This is not a unique trait to Sonic Unleashed by any means, but the way in which it's executed is surprisingly innovative. At the end of each level, you get a ranking based on how many points you've earned and how quickly you completed it. The ranks you receive are labeled from S (being the highest) to E (being the lowest). If you receive an S rank through a D rank, you're treated to a heroic victory theme (another cool song, if I do say so myself).


If you get an E rank, however... the situation changes a bit.

"Result: E"

When I first heard it, I laughed out loud. The melody is the same in both instances, but the blaring cacophony in the second theme is simply brilliant. I try to think of what the recording process might have been like. Did someone make a specific arrangement for this off-key, off-beat mess of a song? Or did Ohtani saunter up to the orchestra and say, "Play about 75% worse for this next take, and make sure the melody is only vaguely recognizable"? Whatever happened, the entire composing staff and the orchestra took the time to make sure that, when you perform a mission poorly, the game overwhelms you not just visually but audibly.

It's this kind of intelligence and attention to detail that makes the soundtrack to Sonic Unleashed truly wonderful. In Japan, they released a 3-disc set of the complete soundtrack to be bought by fans of the game (or at least its music). While we in the states are not so lucky, you can still check out these themes and more at I'd suggest checking them out. I would have posted more here, but this article was already getting pretty lengthy (and video heavy).

That ends my first real post! I hope you enjoyed it. If you have any suggestions, comments, questions, or concerns, just write it in the comment boxes below. Thanks for reading!

EDIT: I forgot to put this earlier in my post, but the score was a joint collaboration by six different composers: Ohtani, Kenichi Tokoi, Fumie Kumatani, Hideaki Kobayashi, Takahito Eguchi, and Marika Nanba. With a soundtrack like this, it's no wonder they had so many talented people on the job.

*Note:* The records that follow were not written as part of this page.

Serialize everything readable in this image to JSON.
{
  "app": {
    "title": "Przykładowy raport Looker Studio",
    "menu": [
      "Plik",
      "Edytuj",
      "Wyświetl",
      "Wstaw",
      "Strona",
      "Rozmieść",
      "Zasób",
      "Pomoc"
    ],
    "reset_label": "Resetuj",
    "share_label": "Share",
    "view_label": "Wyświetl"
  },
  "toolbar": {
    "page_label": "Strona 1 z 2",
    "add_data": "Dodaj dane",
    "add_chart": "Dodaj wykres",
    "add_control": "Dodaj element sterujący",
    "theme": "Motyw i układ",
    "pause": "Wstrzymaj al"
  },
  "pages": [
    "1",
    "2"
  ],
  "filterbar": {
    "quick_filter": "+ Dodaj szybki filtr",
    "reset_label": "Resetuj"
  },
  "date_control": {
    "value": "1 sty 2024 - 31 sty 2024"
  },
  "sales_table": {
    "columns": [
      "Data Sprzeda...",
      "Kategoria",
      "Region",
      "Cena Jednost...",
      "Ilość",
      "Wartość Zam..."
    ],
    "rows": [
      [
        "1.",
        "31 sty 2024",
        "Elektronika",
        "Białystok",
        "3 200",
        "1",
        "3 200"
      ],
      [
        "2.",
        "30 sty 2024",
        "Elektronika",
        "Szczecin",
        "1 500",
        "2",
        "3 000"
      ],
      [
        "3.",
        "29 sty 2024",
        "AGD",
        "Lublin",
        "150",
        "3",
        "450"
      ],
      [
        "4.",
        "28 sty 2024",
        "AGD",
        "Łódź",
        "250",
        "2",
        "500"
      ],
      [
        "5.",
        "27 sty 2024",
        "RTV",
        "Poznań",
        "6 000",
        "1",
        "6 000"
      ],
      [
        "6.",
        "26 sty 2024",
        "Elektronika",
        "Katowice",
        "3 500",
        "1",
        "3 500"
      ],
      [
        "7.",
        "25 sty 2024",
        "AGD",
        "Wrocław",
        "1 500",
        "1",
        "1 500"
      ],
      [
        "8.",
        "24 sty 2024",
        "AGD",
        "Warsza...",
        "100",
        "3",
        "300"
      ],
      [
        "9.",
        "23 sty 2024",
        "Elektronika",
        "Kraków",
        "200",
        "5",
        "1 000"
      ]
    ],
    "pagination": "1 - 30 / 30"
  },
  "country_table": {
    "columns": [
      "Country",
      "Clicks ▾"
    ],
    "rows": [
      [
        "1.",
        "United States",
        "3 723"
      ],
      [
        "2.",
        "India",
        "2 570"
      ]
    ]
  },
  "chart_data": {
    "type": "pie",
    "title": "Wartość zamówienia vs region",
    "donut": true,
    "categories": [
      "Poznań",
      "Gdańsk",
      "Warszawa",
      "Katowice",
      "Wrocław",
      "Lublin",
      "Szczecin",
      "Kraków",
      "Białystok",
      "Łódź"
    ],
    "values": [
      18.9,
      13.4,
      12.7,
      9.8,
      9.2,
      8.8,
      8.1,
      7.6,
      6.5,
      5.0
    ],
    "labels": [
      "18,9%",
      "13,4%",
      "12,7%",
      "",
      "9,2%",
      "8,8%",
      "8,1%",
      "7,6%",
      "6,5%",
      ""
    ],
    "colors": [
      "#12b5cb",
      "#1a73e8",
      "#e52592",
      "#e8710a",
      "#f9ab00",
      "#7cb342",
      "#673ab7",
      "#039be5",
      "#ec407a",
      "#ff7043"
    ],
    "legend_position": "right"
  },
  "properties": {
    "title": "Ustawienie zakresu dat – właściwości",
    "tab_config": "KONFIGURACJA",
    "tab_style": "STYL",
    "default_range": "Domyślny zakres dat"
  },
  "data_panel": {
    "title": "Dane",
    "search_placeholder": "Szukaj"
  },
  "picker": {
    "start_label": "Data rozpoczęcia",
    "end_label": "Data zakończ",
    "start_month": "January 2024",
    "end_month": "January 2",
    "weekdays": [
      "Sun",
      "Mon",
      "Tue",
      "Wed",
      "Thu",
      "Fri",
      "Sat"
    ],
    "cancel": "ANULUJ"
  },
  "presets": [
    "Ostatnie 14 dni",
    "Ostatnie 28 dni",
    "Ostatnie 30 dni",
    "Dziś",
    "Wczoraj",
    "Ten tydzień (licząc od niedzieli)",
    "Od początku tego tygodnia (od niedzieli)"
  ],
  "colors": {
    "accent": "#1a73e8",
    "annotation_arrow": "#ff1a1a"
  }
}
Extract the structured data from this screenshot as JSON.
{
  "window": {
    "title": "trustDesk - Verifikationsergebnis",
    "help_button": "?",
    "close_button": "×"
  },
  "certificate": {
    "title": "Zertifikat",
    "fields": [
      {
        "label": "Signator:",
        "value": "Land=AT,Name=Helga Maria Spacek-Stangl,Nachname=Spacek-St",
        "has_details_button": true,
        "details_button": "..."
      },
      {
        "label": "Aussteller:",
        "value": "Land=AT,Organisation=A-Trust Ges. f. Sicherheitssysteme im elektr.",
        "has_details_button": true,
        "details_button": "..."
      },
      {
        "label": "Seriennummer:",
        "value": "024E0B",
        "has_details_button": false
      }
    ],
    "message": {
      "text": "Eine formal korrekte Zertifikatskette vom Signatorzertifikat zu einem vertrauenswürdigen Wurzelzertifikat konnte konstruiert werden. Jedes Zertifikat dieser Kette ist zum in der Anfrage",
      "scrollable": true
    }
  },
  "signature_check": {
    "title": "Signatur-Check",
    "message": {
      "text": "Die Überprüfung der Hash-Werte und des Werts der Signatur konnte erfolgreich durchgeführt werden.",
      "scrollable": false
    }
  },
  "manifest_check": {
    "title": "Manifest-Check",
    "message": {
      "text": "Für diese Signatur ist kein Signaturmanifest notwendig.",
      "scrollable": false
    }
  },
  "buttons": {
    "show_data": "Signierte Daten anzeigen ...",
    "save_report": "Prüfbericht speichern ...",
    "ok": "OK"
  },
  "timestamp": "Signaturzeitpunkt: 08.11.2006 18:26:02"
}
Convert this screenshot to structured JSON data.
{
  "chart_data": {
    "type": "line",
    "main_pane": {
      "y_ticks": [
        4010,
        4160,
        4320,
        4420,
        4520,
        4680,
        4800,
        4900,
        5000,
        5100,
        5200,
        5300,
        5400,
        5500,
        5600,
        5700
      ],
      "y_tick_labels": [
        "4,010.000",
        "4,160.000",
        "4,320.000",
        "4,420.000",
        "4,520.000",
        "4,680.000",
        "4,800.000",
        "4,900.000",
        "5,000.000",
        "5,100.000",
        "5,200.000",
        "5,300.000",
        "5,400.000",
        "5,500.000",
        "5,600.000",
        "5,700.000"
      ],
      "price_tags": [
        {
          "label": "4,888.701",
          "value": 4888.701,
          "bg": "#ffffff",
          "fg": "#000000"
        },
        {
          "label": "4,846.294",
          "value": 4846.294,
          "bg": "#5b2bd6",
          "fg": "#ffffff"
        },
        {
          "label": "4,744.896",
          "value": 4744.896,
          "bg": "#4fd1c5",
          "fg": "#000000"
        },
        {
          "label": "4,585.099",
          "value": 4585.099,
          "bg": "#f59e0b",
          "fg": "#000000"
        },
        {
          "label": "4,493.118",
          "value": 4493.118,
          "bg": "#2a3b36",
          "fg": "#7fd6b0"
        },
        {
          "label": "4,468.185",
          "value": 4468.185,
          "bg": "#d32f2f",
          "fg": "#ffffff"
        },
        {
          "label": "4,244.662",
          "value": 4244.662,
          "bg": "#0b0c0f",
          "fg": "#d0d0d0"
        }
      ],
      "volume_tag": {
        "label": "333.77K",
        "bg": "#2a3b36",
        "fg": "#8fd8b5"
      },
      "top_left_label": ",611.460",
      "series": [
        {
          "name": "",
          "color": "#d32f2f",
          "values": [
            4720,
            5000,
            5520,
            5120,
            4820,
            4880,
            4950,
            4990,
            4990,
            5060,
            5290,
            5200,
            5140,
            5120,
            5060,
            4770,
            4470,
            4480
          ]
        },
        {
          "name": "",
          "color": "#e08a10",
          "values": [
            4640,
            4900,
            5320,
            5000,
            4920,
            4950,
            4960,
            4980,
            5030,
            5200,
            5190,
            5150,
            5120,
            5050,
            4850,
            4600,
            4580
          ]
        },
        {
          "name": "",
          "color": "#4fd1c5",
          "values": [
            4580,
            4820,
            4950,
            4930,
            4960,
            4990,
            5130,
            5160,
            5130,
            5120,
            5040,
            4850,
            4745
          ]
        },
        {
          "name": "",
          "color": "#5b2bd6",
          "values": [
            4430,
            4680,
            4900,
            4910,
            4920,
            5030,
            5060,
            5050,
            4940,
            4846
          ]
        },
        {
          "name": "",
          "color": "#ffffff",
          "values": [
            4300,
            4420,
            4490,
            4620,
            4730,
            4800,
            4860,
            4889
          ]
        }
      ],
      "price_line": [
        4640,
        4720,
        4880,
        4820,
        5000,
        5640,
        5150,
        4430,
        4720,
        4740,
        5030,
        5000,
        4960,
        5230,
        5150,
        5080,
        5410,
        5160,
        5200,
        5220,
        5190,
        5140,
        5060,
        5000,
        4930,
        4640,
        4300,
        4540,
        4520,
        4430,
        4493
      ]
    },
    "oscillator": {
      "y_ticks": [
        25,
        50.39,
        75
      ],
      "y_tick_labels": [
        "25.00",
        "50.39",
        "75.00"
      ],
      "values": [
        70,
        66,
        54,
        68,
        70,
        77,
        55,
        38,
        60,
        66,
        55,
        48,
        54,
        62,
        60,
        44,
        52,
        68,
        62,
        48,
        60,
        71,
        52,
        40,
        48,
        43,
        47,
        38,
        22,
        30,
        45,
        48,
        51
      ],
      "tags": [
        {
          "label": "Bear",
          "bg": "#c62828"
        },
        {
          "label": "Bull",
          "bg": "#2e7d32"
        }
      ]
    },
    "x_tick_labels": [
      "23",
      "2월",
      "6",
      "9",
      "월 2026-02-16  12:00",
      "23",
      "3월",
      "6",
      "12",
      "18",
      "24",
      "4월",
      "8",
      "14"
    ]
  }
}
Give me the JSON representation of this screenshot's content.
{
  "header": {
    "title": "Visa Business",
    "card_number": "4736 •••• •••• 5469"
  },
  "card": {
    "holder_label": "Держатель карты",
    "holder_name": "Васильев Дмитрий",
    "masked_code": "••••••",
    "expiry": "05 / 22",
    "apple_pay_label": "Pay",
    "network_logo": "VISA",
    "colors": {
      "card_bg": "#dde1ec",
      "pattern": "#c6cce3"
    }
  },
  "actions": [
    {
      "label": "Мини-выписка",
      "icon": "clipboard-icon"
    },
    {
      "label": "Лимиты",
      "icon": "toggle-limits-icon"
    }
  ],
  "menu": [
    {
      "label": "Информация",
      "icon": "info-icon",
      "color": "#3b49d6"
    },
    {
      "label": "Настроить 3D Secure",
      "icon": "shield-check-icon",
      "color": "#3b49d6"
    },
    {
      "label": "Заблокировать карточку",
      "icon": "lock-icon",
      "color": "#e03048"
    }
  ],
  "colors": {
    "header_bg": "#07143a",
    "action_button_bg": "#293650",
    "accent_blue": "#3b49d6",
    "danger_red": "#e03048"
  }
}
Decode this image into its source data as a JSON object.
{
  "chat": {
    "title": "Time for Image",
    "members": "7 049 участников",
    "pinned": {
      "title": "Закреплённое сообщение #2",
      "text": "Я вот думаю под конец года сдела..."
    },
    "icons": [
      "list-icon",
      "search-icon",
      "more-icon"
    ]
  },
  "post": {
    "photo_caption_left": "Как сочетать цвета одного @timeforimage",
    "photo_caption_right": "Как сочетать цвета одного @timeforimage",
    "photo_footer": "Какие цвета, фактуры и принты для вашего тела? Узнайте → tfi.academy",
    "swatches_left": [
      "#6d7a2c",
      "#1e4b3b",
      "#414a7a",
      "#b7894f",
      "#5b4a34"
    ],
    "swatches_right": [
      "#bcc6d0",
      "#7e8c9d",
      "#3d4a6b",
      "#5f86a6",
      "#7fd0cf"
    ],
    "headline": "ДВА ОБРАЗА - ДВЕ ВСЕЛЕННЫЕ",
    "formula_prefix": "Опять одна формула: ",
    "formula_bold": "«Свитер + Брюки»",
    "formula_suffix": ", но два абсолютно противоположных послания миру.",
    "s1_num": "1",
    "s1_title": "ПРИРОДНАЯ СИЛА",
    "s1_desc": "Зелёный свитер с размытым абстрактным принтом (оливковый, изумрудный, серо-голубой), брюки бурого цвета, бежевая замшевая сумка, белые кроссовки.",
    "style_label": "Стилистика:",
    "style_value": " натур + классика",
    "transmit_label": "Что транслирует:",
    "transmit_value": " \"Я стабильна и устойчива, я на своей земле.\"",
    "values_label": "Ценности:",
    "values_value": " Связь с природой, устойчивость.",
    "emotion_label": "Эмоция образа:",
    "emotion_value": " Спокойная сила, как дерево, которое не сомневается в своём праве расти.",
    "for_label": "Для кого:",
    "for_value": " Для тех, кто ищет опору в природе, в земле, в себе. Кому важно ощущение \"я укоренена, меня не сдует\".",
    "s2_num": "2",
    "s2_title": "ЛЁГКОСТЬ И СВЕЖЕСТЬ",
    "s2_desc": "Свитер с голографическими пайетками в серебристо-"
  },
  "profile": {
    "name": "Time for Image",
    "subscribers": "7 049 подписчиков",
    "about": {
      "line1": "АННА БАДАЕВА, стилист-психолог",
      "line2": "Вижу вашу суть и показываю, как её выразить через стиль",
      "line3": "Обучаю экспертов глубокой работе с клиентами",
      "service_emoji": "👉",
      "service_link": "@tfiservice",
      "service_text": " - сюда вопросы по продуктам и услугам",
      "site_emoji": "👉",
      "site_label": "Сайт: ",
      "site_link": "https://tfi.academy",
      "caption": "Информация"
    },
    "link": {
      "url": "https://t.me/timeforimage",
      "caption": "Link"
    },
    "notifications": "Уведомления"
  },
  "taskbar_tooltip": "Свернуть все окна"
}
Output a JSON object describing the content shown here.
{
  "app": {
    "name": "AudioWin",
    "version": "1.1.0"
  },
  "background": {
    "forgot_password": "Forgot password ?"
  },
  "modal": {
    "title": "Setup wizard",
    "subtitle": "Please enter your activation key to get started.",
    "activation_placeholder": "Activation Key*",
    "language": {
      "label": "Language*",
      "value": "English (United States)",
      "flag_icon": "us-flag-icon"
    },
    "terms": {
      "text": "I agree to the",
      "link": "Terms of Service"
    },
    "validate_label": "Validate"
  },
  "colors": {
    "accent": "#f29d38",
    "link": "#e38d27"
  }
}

1 comment:

  1. I remember how that music made me feel like such a failure. I was actually painful to listen to